[Opening Records provided section]

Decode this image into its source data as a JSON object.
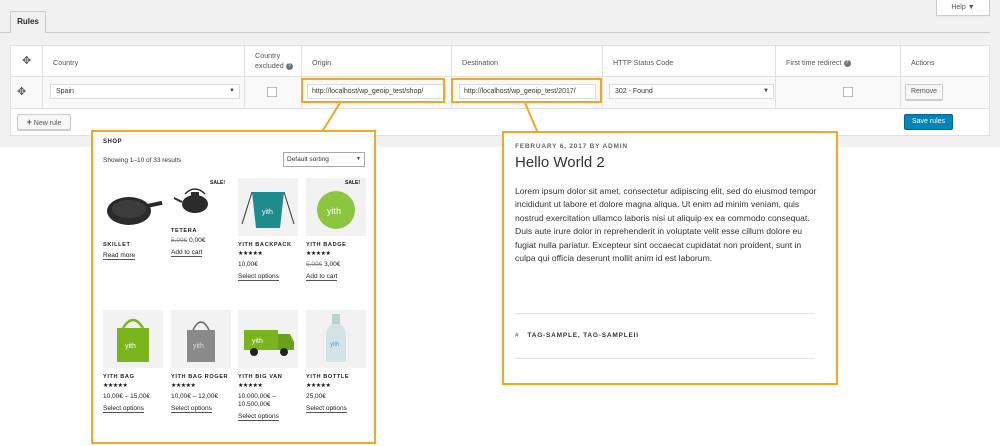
{
  "admin": {
    "tab_label": "Rules",
    "help_label": "Help ▼",
    "columns": {
      "country": "Country",
      "country_excluded_1": "Country",
      "country_excluded_2": "excluded",
      "origin": "Origin",
      "destination": "Destination",
      "status_code": "HTTP Status Code",
      "first_time": "First time redirect",
      "actions": "Actions",
      "help_glyph": "?"
    },
    "row": {
      "country": "Spain",
      "origin": "http://localhost/wp_geoip_test/shop/",
      "destination": "http://localhost/wp_geoip_test/2017/",
      "status": "302 - Found",
      "remove_label": "Remove"
    },
    "new_rule_label": "New rule",
    "save_label": "Save rules",
    "accent_color": "#f5a623",
    "primary_color": "#0085ba"
  },
  "shop": {
    "title": "SHOP",
    "count": "Showing 1–10 of 33 results",
    "sort": "Default sorting",
    "sale_label": "SALE!",
    "stars": "★★★★★",
    "products": [
      {
        "name": "SKILLET",
        "link": "Read more"
      },
      {
        "name": "TETERA",
        "old_price": "5,00€",
        "price": "0,00€",
        "link": "Add to cart"
      },
      {
        "name": "YITH BACKPACK",
        "price": "10,00€",
        "link": "Select options"
      },
      {
        "name": "YITH BADGE",
        "old_price": "5,00€",
        "price": "3,00€",
        "link": "Add to cart"
      },
      {
        "name": "YITH BAG",
        "price": "10,00€ – 15,00€",
        "link": "Select options"
      },
      {
        "name": "YITH BAG ROGER",
        "price": "10,00€ – 12,00€",
        "link": "Select options"
      },
      {
        "name": "YITH BIG VAN",
        "price_line1": "10.000,00€ –",
        "price_line2": "10.500,00€",
        "link": "Select options"
      },
      {
        "name": "YITH BOTTLE",
        "price": "25,00€",
        "link": "Select options"
      }
    ],
    "brand_text": "yith"
  },
  "post": {
    "meta": "FEBRUARY 6, 2017 BY ADMIN",
    "title": "Hello World 2",
    "body": "Lorem ipsum dolor sit amet, consectetur adipiscing elit, sed do eiusmod tempor incididunt ut labore et dolore magna aliqua. Ut enim ad minim veniam, quis nostrud exercitation ullamco laboris nisi ut aliquip ex ea commodo consequat. Duis aute irure dolor in reprehenderit in voluptate velit esse cillum dolore eu fugiat nulla pariatur. Excepteur sint occaecat cupidatat non proident, sunt in culpa qui officia deserunt mollit anim id est laborum.",
    "hash": "#",
    "tags": "TAG-SAMPLE, TAG-SAMPLEII"
  }
}
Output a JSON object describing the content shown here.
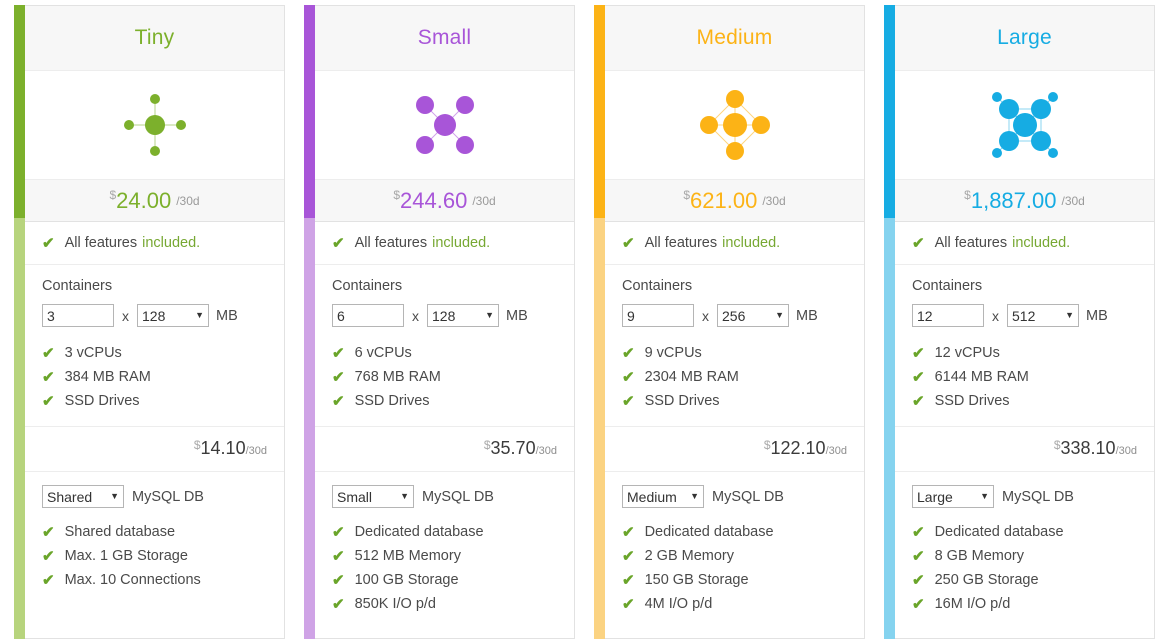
{
  "common": {
    "all_features_prefix": "All features",
    "all_features_highlight": "included.",
    "containers_label": "Containers",
    "times": "x",
    "mb_unit": "MB",
    "db_label": "MySQL DB",
    "currency": "$",
    "period": "/30d",
    "check_icon": "check-icon",
    "caret_icon": "chevron-down-icon"
  },
  "plans": [
    {
      "name": "Tiny",
      "accent": "#7cb02c",
      "accent_light": "#b7d47d",
      "price": "24.00",
      "icon": "plan-icon-tiny",
      "containers_count": "3",
      "containers_size": "128",
      "features": [
        "3 vCPUs",
        "384 MB RAM",
        "SSD Drives"
      ],
      "subtotal": "14.10",
      "db_tier": "Shared",
      "db_features": [
        "Shared database",
        "Max. 1 GB Storage",
        "Max. 10 Connections"
      ]
    },
    {
      "name": "Small",
      "accent": "#a855d8",
      "accent_light": "#cfa3e6",
      "price": "244.60",
      "icon": "plan-icon-small",
      "containers_count": "6",
      "containers_size": "128",
      "features": [
        "6 vCPUs",
        "768 MB RAM",
        "SSD Drives"
      ],
      "subtotal": "35.70",
      "db_tier": "Small",
      "db_features": [
        "Dedicated database",
        "512 MB Memory",
        "100 GB Storage",
        "850K I/O p/d"
      ]
    },
    {
      "name": "Medium",
      "accent": "#fcb316",
      "accent_light": "#fbd382",
      "price": "621.00",
      "icon": "plan-icon-medium",
      "containers_count": "9",
      "containers_size": "256",
      "features": [
        "9 vCPUs",
        "2304 MB RAM",
        "SSD Drives"
      ],
      "subtotal": "122.10",
      "db_tier": "Medium",
      "db_features": [
        "Dedicated database",
        "2 GB Memory",
        "150 GB Storage",
        "4M I/O p/d"
      ]
    },
    {
      "name": "Large",
      "accent": "#16ace3",
      "accent_light": "#85d3ef",
      "price": "1,887.00",
      "icon": "plan-icon-large",
      "containers_count": "12",
      "containers_size": "512",
      "features": [
        "12 vCPUs",
        "6144 MB RAM",
        "SSD Drives"
      ],
      "subtotal": "338.10",
      "db_tier": "Large",
      "db_features": [
        "Dedicated database",
        "8 GB Memory",
        "250 GB Storage",
        "16M I/O p/d"
      ]
    }
  ]
}
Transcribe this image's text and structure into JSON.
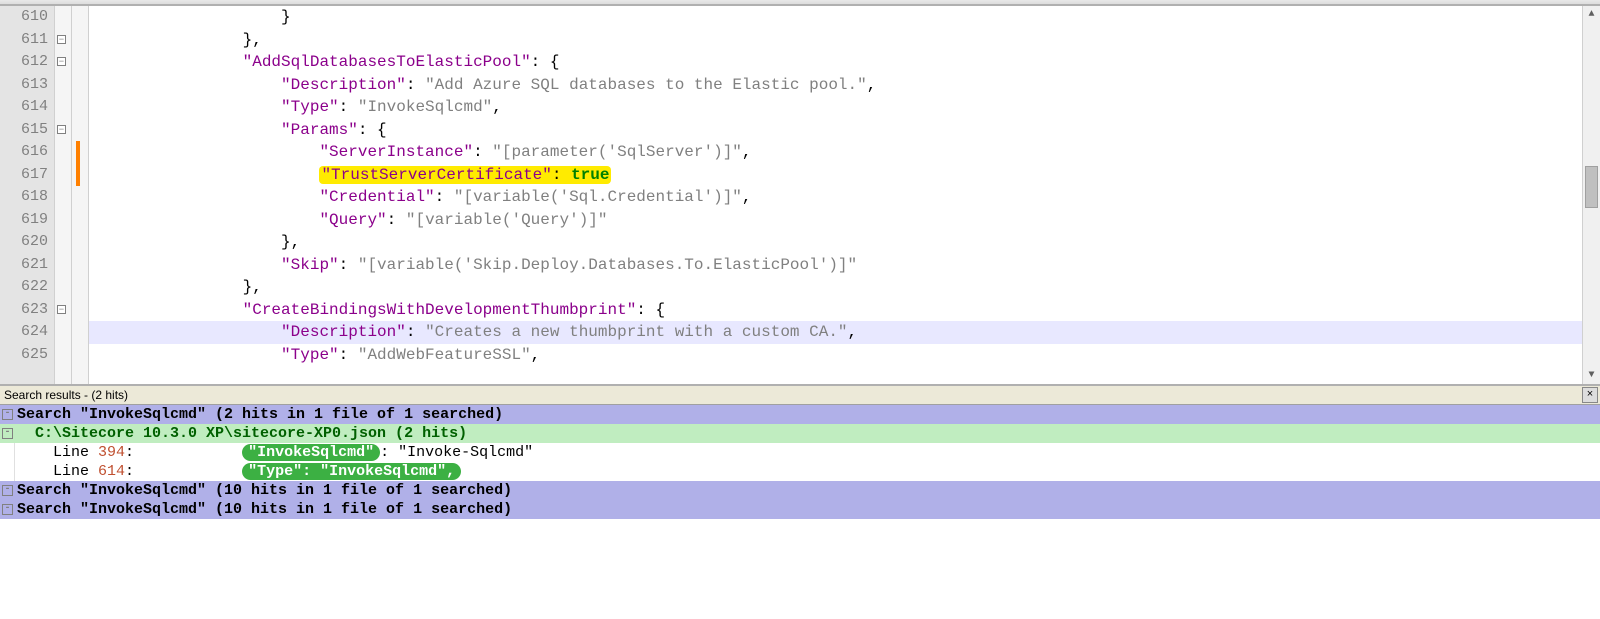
{
  "editor": {
    "first_line_no": 610,
    "current_line_index": 14,
    "fold_boxes_at": [
      1,
      2,
      5,
      13
    ],
    "change_marks_at": [
      6,
      7
    ],
    "lines": [
      {
        "indent": 20,
        "tokens": [
          {
            "cls": "punc",
            "t": "}"
          }
        ]
      },
      {
        "indent": 16,
        "tokens": [
          {
            "cls": "punc",
            "t": "},"
          }
        ]
      },
      {
        "indent": 16,
        "tokens": [
          {
            "cls": "key",
            "t": "\"AddSqlDatabasesToElasticPool\""
          },
          {
            "cls": "punc",
            "t": ": {"
          }
        ]
      },
      {
        "indent": 20,
        "tokens": [
          {
            "cls": "key",
            "t": "\"Description\""
          },
          {
            "cls": "punc",
            "t": ": "
          },
          {
            "cls": "str",
            "t": "\"Add Azure SQL databases to the Elastic pool.\""
          },
          {
            "cls": "punc",
            "t": ","
          }
        ]
      },
      {
        "indent": 20,
        "tokens": [
          {
            "cls": "key",
            "t": "\"Type\""
          },
          {
            "cls": "punc",
            "t": ": "
          },
          {
            "cls": "str",
            "t": "\"InvokeSqlcmd\""
          },
          {
            "cls": "punc",
            "t": ","
          }
        ]
      },
      {
        "indent": 20,
        "tokens": [
          {
            "cls": "key",
            "t": "\"Params\""
          },
          {
            "cls": "punc",
            "t": ": {"
          }
        ]
      },
      {
        "indent": 24,
        "tokens": [
          {
            "cls": "key",
            "t": "\"ServerInstance\""
          },
          {
            "cls": "punc",
            "t": ": "
          },
          {
            "cls": "str",
            "t": "\"[parameter('SqlServer')]\""
          },
          {
            "cls": "punc",
            "t": ","
          }
        ]
      },
      {
        "indent": 24,
        "highlight": "yellow",
        "tokens": [
          {
            "cls": "key",
            "t": "\"TrustServerCertificate\""
          },
          {
            "cls": "punc",
            "t": ": "
          },
          {
            "cls": "bool",
            "t": "true"
          }
        ]
      },
      {
        "indent": 24,
        "tokens": [
          {
            "cls": "key",
            "t": "\"Credential\""
          },
          {
            "cls": "punc",
            "t": ": "
          },
          {
            "cls": "str",
            "t": "\"[variable('Sql.Credential')]\""
          },
          {
            "cls": "punc",
            "t": ","
          }
        ]
      },
      {
        "indent": 24,
        "tokens": [
          {
            "cls": "key",
            "t": "\"Query\""
          },
          {
            "cls": "punc",
            "t": ": "
          },
          {
            "cls": "str",
            "t": "\"[variable('Query')]\""
          }
        ]
      },
      {
        "indent": 20,
        "tokens": [
          {
            "cls": "punc",
            "t": "},"
          }
        ]
      },
      {
        "indent": 20,
        "tokens": [
          {
            "cls": "key",
            "t": "\"Skip\""
          },
          {
            "cls": "punc",
            "t": ": "
          },
          {
            "cls": "str",
            "t": "\"[variable('Skip.Deploy.Databases.To.ElasticPool')]\""
          }
        ]
      },
      {
        "indent": 16,
        "tokens": [
          {
            "cls": "punc",
            "t": "},"
          }
        ]
      },
      {
        "indent": 16,
        "tokens": [
          {
            "cls": "key",
            "t": "\"CreateBindingsWithDevelopmentThumbprint\""
          },
          {
            "cls": "punc",
            "t": ": {"
          }
        ]
      },
      {
        "indent": 20,
        "tokens": [
          {
            "cls": "key",
            "t": "\"Description\""
          },
          {
            "cls": "punc",
            "t": ": "
          },
          {
            "cls": "str",
            "t": "\"Creates a new thumbprint with a custom CA.\""
          },
          {
            "cls": "punc",
            "t": ","
          }
        ]
      },
      {
        "indent": 20,
        "tokens": [
          {
            "cls": "key",
            "t": "\"Type\""
          },
          {
            "cls": "punc",
            "t": ": "
          },
          {
            "cls": "str",
            "t": "\"AddWebFeatureSSL\""
          },
          {
            "cls": "punc",
            "t": ","
          }
        ]
      }
    ]
  },
  "search": {
    "title": "Search results - (2 hits)",
    "rows": [
      {
        "type": "header",
        "text": "Search \"InvokeSqlcmd\" (2 hits in 1 file of 1 searched)"
      },
      {
        "type": "file",
        "text": "  C:\\Sitecore 10.3.0 XP\\sitecore-XP0.json (2 hits)"
      },
      {
        "type": "hit",
        "prefix": "    Line ",
        "lineno": "394",
        "mid": ":            ",
        "hl": "\"InvokeSqlcmd\"",
        "rest": ": \"Invoke-Sqlcmd\""
      },
      {
        "type": "hit",
        "prefix": "    Line ",
        "lineno": "614",
        "mid": ":            ",
        "hl": "\"Type\": \"InvokeSqlcmd\",",
        "rest": ""
      },
      {
        "type": "header",
        "text": "Search \"InvokeSqlcmd\" (10 hits in 1 file of 1 searched)"
      },
      {
        "type": "header",
        "text": "Search \"InvokeSqlcmd\" (10 hits in 1 file of 1 searched)"
      }
    ]
  }
}
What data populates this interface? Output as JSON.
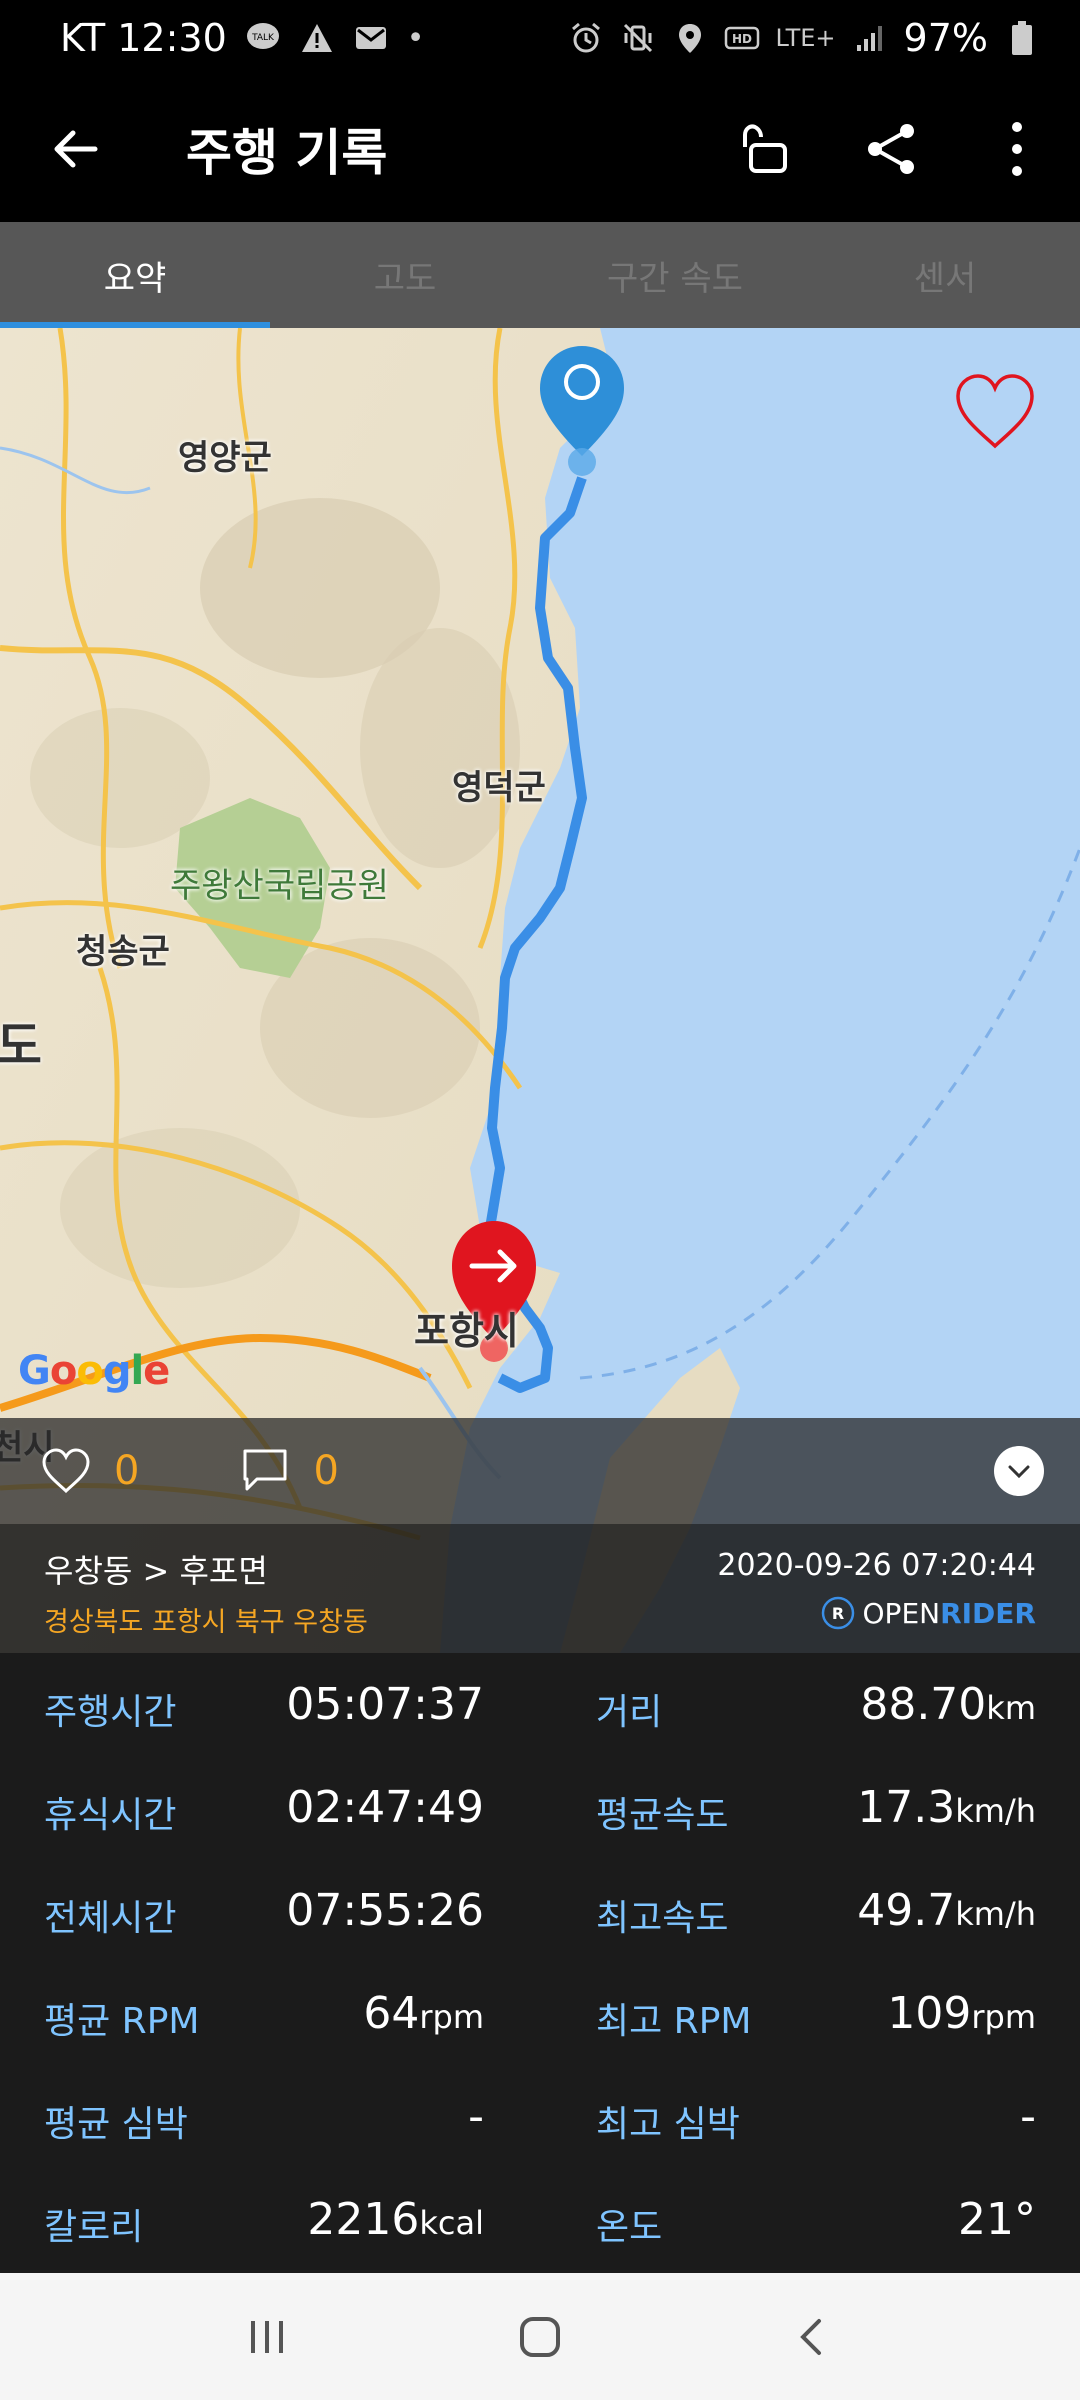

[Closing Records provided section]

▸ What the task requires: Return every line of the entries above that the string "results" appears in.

▸ Task response:
    "count": "Showing 1–10 of 33 results",
    "title": "Search results - (2 hits)",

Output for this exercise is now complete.